— The institute has a highly varied scientific environment. There is a wide range of expertise in many diseases and fields, and this is very attractive. Whenever I have visited IRB, apart from being impressed by its level of science, I have appreciated an open and collaborative atmosphere, which is key to driving innovative ideas. Since I expressed my interest in joining the institute, the researchers here have responded most positively. I have an excellent personal relationship with them and without a doubt this is pivotal to ensure a creative working climate.
Also, changing centre and moving into a new city and setting is a way to reprogramme myself, to self-renew. It is a challenge.

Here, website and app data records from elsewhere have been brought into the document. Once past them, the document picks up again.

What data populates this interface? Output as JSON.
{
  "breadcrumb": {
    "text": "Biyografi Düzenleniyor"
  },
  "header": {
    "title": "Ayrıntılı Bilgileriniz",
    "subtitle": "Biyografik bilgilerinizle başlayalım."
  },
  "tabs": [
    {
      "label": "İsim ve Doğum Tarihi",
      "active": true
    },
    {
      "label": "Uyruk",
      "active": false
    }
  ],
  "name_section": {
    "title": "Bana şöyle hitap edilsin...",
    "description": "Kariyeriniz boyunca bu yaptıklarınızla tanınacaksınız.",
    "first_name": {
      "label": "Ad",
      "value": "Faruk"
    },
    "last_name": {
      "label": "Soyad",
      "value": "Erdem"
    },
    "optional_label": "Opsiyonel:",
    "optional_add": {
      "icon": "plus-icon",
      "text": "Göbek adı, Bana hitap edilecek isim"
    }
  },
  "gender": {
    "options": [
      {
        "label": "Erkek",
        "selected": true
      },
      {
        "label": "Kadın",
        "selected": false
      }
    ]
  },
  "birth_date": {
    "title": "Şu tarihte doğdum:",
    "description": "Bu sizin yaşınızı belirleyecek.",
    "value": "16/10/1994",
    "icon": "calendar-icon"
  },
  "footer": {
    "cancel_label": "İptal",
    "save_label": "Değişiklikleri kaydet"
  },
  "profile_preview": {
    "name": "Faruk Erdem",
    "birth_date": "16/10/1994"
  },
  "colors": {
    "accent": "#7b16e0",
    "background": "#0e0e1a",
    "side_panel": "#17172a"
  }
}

— Yes, without a doubt. Because the Government of Catalonia is investing in talent attraction and retention, such as through the ICREA programme. When an investment is made it is necessary that those managing it apply professional and scientific criteria, a combination that ensures that the money is invested in an efficient manner and in such a way as to attract those working outside Catalonia. Catalonia has always adhered to criteria of scientific quality and excellence.
The backing of private foundations such as the Obra Social "la Caixa" is also crucial at a time in which funding from regional, national and European bodies has decreased. The commitment of these foundations to science is truly commendable.
— While at CNIO I matured as a scientist. It allowed my career to take a very important quantitative leap, because it provided me with resources and freedom: "Do what you want". I have been able to be creative, to explore and to delve into topics that I would otherwise not have got into.
— I make every effort to make people feel comfortable, to motivate them, to make them feel appreciated, and to ensure that they can talk freely.
— That they talk and ask questions. I always say to them: “Working in an unknown field is in fact pioneering science. I know as little as you and this is a good sign, it means that we are at the frontier of knowledge. We are going to work in this direction but I am not sure how things are going to go”. Sometimes they propose experiments that in my mind are impossible. I always tell them to go ahead and hope I have not made a mistake and that the experiment works.
— Both. Asking ourselves what the relationship is between cell repair mechanisms and cell reprogramming is a big question. We could be asking ourselves a series of more basic questions based on the results we got yesterday, what happens if we change the dose, the time … You can focus on answering these types of questions, which is also very important and necessary.
— Yes, I am interested in more “exploratory” questions.
(Written by: Llúcia Ribot)